Michael Bouchey / 27 October, 2016The ostensible reason for going to Mars is to save humanity. However, Musk wants enough people on Mars to save humanity from unforeseen disasters that might constitute an extinction event. He pays little attention to the extinctions already created by humans that have led this period on Earth to be called the anthropocene. If going to Mars is indeed a desirable way to save humanity (and planet Earth), then those who go will have to abandon the ways of living that have caused climate change (and the host of related environmental problems) and learn new ones. This will take time, and intelligent trial and error learning applies to this endeavor too. Musk’s proposal is too hasty to account for the immense learning that will be required to avoid spreading the environmentally destructive socioeconomics of the West to this new planet.

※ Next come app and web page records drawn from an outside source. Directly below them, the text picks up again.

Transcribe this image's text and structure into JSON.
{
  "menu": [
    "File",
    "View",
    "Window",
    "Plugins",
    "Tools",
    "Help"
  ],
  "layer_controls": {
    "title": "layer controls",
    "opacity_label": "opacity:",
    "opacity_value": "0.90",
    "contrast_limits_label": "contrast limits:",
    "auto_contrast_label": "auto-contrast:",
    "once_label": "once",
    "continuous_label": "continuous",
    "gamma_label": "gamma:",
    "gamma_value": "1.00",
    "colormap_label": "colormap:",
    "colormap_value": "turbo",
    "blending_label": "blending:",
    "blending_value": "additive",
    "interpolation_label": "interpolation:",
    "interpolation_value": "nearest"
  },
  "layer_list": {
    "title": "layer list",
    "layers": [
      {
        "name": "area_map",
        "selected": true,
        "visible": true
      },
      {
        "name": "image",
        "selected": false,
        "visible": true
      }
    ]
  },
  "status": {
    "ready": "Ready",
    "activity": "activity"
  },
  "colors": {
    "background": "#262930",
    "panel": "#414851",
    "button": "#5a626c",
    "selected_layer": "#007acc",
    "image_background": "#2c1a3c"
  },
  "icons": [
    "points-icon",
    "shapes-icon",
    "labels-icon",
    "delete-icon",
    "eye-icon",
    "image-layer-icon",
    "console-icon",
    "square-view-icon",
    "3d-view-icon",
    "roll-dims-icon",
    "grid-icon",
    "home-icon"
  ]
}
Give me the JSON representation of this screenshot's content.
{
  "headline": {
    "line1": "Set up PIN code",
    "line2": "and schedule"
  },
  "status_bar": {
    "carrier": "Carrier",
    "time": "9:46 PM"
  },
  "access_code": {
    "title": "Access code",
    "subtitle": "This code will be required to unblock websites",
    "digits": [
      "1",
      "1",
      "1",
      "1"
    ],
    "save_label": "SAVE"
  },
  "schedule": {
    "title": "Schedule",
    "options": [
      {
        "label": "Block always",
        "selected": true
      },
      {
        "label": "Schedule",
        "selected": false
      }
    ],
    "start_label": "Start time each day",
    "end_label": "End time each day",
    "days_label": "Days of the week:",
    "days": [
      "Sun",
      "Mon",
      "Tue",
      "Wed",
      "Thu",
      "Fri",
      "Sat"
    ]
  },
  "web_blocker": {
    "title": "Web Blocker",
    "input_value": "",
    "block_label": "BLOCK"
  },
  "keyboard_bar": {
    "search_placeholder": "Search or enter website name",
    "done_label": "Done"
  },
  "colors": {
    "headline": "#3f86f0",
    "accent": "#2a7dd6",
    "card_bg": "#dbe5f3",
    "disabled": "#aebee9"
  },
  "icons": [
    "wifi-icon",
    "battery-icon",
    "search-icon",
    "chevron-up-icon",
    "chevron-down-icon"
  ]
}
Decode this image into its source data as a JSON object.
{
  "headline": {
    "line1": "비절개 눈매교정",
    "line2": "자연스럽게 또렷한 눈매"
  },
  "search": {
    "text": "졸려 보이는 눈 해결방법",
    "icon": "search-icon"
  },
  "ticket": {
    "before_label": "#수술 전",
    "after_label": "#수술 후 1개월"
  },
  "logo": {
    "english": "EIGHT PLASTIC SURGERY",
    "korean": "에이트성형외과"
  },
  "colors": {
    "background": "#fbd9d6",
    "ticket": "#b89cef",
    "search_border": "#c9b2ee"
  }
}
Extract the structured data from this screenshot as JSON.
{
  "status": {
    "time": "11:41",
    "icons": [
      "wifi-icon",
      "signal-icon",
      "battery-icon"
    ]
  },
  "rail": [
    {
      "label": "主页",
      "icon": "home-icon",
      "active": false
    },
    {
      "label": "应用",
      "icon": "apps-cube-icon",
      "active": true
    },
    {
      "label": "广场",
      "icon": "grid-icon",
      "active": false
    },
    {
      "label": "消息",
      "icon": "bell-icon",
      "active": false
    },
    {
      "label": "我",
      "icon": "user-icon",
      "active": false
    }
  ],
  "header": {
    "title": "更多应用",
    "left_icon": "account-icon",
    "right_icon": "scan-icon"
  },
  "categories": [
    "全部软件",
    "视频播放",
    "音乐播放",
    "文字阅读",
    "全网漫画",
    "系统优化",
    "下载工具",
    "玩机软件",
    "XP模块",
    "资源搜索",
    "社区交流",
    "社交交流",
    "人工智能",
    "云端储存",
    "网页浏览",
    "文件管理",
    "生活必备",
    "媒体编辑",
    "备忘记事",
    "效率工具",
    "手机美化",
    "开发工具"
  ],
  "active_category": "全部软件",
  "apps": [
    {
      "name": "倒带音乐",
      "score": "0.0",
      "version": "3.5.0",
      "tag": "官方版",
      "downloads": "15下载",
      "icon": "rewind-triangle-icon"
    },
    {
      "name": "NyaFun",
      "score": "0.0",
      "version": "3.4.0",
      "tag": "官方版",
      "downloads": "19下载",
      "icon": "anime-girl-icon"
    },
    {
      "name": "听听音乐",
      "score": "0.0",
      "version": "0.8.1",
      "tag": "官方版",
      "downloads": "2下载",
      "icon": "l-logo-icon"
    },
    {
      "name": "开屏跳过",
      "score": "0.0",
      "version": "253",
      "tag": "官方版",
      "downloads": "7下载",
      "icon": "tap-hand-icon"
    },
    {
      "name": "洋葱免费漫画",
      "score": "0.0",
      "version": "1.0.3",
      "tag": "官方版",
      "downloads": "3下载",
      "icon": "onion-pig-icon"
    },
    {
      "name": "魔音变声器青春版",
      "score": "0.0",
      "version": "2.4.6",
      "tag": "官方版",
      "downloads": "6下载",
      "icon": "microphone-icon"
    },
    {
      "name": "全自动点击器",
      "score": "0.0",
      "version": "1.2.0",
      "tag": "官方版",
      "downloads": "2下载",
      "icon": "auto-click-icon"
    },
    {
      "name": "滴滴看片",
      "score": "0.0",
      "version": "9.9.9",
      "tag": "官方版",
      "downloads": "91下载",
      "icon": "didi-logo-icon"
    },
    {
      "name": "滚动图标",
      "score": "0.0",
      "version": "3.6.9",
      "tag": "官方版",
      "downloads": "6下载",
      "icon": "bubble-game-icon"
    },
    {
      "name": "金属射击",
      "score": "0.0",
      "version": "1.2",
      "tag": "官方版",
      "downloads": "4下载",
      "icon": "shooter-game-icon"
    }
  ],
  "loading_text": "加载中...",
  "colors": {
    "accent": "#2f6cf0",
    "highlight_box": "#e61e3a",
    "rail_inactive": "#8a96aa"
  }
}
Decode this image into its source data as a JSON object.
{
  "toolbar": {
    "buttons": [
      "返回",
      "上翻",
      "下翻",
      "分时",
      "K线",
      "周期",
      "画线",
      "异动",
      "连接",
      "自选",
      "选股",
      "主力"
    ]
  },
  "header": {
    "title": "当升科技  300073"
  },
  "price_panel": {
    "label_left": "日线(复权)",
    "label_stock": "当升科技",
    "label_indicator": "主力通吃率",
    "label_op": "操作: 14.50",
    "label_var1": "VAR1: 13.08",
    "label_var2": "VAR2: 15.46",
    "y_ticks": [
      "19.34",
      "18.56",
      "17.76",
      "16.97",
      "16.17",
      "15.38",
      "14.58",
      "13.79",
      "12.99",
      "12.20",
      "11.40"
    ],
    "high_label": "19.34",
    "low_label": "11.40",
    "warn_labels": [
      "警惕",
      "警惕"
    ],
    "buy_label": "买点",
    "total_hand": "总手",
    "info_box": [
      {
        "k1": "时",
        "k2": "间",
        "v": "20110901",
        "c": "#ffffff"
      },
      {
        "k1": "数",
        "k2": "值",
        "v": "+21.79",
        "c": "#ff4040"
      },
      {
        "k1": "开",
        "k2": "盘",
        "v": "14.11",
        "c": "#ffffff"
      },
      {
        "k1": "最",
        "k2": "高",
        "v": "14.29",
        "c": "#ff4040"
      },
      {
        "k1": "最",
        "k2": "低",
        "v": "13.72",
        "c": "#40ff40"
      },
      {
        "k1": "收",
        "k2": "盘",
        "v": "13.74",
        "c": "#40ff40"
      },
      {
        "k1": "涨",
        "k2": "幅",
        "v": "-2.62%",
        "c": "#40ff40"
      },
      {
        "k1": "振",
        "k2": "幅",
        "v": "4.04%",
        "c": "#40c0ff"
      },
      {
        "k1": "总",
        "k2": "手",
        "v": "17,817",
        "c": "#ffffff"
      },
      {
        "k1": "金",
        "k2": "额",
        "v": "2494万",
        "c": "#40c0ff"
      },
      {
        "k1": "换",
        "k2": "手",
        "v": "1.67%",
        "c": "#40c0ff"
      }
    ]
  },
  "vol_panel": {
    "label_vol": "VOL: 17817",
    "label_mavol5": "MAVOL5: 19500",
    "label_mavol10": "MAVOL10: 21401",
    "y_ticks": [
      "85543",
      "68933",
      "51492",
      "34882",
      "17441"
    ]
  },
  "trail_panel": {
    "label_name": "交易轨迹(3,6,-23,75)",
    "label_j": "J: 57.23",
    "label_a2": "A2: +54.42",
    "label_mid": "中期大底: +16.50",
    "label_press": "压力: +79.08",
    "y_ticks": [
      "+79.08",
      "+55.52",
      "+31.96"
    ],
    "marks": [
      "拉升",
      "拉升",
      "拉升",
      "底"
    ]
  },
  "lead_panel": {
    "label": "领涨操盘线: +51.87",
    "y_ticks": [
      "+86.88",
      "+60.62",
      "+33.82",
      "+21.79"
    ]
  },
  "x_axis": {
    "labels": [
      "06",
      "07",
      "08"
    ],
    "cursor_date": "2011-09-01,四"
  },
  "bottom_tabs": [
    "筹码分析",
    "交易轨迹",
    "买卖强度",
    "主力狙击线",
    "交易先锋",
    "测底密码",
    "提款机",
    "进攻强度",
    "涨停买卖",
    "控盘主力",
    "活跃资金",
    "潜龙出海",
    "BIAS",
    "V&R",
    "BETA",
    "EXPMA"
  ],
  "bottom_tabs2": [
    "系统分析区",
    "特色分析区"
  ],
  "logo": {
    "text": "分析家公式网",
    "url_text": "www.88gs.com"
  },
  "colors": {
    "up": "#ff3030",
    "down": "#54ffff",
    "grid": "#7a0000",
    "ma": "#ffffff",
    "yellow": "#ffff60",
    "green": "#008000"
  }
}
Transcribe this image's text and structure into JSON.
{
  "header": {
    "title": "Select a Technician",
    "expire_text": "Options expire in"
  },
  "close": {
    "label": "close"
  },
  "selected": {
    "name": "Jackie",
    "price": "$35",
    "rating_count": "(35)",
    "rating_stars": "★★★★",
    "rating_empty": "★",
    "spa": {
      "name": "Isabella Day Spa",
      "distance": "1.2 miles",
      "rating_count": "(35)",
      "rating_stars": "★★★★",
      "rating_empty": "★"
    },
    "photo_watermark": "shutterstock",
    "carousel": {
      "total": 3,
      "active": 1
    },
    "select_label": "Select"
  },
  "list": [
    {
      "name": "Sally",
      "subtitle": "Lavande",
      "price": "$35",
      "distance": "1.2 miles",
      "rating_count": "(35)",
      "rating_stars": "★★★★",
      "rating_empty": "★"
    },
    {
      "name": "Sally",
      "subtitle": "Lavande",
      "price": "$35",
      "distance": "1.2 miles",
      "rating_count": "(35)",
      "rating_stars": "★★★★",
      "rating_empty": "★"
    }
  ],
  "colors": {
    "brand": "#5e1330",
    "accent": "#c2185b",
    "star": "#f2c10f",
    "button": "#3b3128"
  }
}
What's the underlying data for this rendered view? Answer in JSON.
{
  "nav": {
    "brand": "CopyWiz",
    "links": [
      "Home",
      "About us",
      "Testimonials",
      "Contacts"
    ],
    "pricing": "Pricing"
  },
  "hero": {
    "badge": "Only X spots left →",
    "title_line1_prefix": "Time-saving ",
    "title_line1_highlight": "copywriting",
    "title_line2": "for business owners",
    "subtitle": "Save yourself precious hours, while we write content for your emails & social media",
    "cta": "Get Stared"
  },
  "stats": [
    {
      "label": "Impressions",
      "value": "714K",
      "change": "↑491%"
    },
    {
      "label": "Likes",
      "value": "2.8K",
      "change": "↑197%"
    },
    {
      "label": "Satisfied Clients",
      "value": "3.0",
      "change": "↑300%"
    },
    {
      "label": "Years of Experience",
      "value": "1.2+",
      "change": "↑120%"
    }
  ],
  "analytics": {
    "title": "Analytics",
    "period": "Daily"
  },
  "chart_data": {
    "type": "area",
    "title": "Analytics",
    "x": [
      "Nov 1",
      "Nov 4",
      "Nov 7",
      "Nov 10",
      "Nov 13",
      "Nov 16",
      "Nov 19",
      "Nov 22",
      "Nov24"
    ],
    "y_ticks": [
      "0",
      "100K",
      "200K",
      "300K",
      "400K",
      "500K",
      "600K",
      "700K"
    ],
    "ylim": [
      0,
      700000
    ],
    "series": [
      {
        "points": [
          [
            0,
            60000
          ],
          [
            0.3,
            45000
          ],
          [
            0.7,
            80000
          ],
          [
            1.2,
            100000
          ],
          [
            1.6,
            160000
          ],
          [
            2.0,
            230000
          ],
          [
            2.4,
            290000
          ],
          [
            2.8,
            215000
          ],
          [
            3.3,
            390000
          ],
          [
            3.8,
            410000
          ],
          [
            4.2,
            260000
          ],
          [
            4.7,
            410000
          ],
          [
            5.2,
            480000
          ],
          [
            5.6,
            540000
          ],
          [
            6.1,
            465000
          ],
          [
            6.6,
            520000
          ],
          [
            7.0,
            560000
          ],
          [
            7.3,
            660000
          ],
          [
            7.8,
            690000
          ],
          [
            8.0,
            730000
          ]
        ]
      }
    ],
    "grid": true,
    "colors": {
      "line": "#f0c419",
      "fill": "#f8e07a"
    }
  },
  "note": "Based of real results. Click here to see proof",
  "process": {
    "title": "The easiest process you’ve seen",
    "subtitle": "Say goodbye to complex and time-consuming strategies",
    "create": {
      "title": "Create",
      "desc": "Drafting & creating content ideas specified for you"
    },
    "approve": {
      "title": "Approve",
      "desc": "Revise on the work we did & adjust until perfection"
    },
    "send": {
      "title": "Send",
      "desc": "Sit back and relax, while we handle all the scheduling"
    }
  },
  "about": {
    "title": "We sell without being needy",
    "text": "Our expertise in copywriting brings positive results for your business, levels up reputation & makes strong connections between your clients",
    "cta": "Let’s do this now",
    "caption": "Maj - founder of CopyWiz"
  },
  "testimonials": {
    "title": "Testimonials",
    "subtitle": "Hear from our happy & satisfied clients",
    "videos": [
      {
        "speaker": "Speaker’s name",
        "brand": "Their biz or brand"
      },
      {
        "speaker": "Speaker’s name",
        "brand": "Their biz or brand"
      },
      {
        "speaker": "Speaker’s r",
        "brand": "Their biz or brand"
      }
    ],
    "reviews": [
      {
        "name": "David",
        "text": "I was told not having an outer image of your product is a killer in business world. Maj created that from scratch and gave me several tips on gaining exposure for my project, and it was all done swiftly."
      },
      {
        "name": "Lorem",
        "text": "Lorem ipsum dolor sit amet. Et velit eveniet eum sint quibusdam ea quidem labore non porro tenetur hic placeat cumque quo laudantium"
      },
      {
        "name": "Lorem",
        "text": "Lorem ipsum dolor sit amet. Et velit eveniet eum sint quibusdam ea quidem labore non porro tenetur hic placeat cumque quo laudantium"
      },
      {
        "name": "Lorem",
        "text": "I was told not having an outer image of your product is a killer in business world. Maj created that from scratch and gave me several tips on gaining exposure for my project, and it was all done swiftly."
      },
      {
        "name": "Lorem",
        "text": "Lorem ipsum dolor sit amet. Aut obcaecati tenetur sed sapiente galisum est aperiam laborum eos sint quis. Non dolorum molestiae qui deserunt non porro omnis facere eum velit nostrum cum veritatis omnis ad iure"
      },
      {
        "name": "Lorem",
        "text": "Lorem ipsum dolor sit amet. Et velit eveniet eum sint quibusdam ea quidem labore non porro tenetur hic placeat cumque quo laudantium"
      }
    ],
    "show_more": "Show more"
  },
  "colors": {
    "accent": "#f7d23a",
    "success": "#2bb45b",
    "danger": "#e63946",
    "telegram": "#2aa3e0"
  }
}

Linguists first used the term backchannel to refer to the spontaneous responses and signals that provide interactivity to what is only apparently a one-way communication. Social media users have adopted the term to refer to the unofficial, multi-directional online conversation that parallels formal academic exchange at a lecture or conference. The Backchannels blog is intended to have a similar relationship to scholarly discourse in STS. It provides an outlet for alternative-format scholarly communications, publishing shorter, timelier, media-rich communiques of interest to the global STS community. The editors welcome proposed contributions.